USB Print Server
Whether you need to share your local USB or serial printer over the network or access it remotely from any other network computer, there are various ways to do this. In this article we will consider two most popular methods of sharing a device over Ethernet.
- What is a print-server?
- Types of print servers
- How does the device work?
- Alternative solution to share a printer
- Pros and cons of the alternative method
What is a print-server?
A print server is a hardware device that makes it possible to access a non-networked printer from any computer connected to a local network. That means, any local network user can send print jobs to a printer from their computer as long as the printer is attached to a print server and shared across the network.
Available at an affordable price, today print servers remain a popular hardware solution for sharing printers among multiple users. The device is easy to set up and use, so you’ll have no problem with it even if you have no experience in configuring network peripherals.
To transmit data, a network print server can use a range of TCP/IP protocols, including IPP, LPR/LPD, telnet or stream, and Microsoft print protocol.
Types of print servers
When it comes to the method of connecting to the network, modern print servers are generally divided into two types - wired and wireless ones. At the same time, connection to the printer can be done via a serial or USB port. So, we have serial print servers and USB network print solutions.
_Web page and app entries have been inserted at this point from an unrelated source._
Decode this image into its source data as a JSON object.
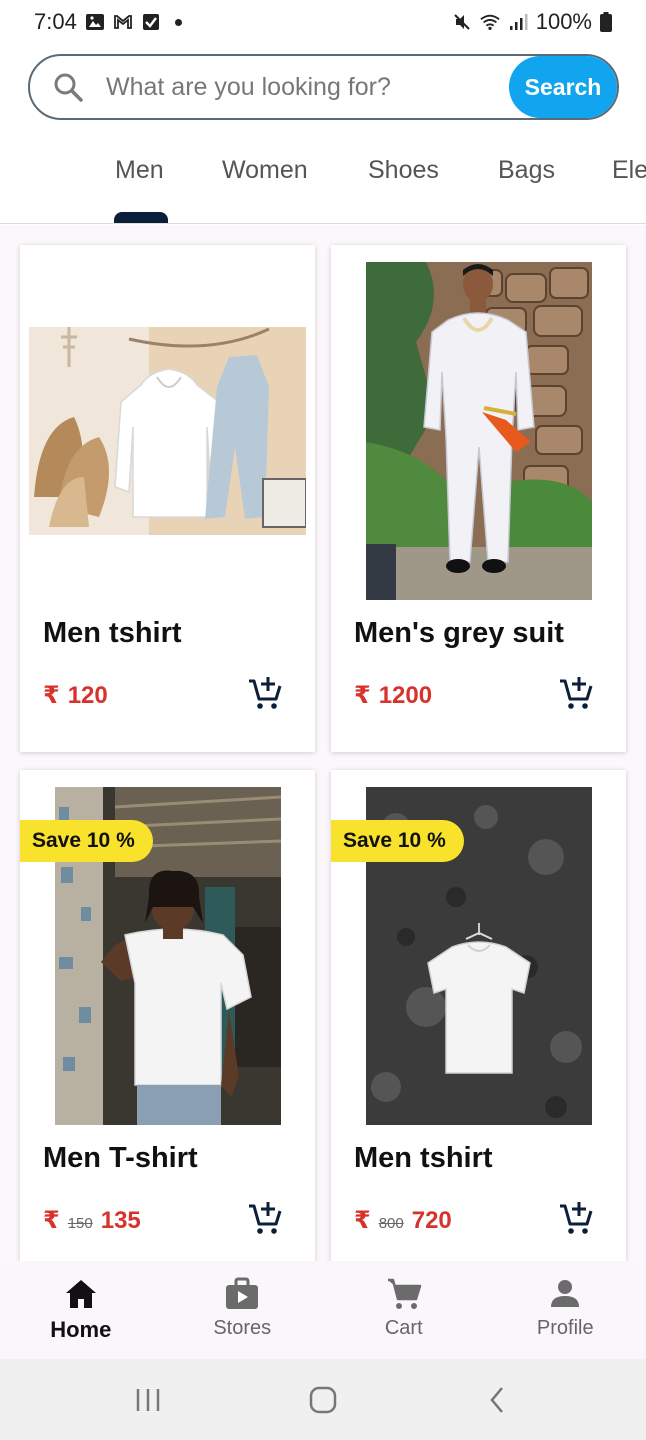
{
  "status_bar": {
    "time": "7:04",
    "battery": "100%"
  },
  "search": {
    "placeholder": "What are you looking for?",
    "button_label": "Search"
  },
  "tabs": [
    {
      "label": "Men"
    },
    {
      "label": "Women"
    },
    {
      "label": "Shoes"
    },
    {
      "label": "Bags"
    },
    {
      "label": "Ele"
    }
  ],
  "products": [
    {
      "title": "Men tshirt",
      "currency": "₹",
      "price": "120"
    },
    {
      "title": "Men's grey suit",
      "currency": "₹",
      "price": "1200"
    },
    {
      "title": "Men T-shirt",
      "currency": "₹",
      "old_price": "150",
      "price": "135",
      "badge": "Save 10 %"
    },
    {
      "title": "Men tshirt",
      "currency": "₹",
      "old_price": "800",
      "price": "720",
      "badge": "Save 10 %"
    }
  ],
  "bottom_nav": [
    {
      "label": "Home"
    },
    {
      "label": "Stores"
    },
    {
      "label": "Cart"
    },
    {
      "label": "Profile"
    }
  ],
  "colors": {
    "accent": "#12a5ef",
    "price": "#d7322b",
    "badge": "#f8e22b",
    "tab_indicator": "#0b1f3a"
  }
}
It is also worth noting that a wireless print server connects to the local network over Wi-Fi. That means, in this case a printer can be located anywhere in the room. Whereas a wired RS-232 print server is limited by the distance and is usually placed in close proximity to a router, which is not always convenient.
How does a network print service work?
A print server allows you to avoid using computers when installing the network printing service. You just insert your printer into a print server and connect the print server to your network router with an Ethernet cable. In some cases you may also need to install some additional software.
One of the best things about an Ethernet print server is that it’s completely independent of any network PC, and, in fact, works as a small computer itself. This ability helps to not overload the user’s work environment.
However, choosing a serial print server, you should remember that not every solution is compatible with printers designed by a third-party manufacturer. It’s thus recommended that you first check your printer model with the print server's compatibility list.
One more thing you should keep in mind selecting a hardware print server is the maximum number of USB or serial devices it supports. A standard hardware print server is able to share from 1 to 4 serial devices at a time, so if you need to provide remote access to more devices simultaneously, it’s better to consider the software method.
Alternative solution to share a printer over network
As it doesn’t seem possible to share an unlimited number of USB or serial peripherals with a hardware print server, you may try the software method to achieve this.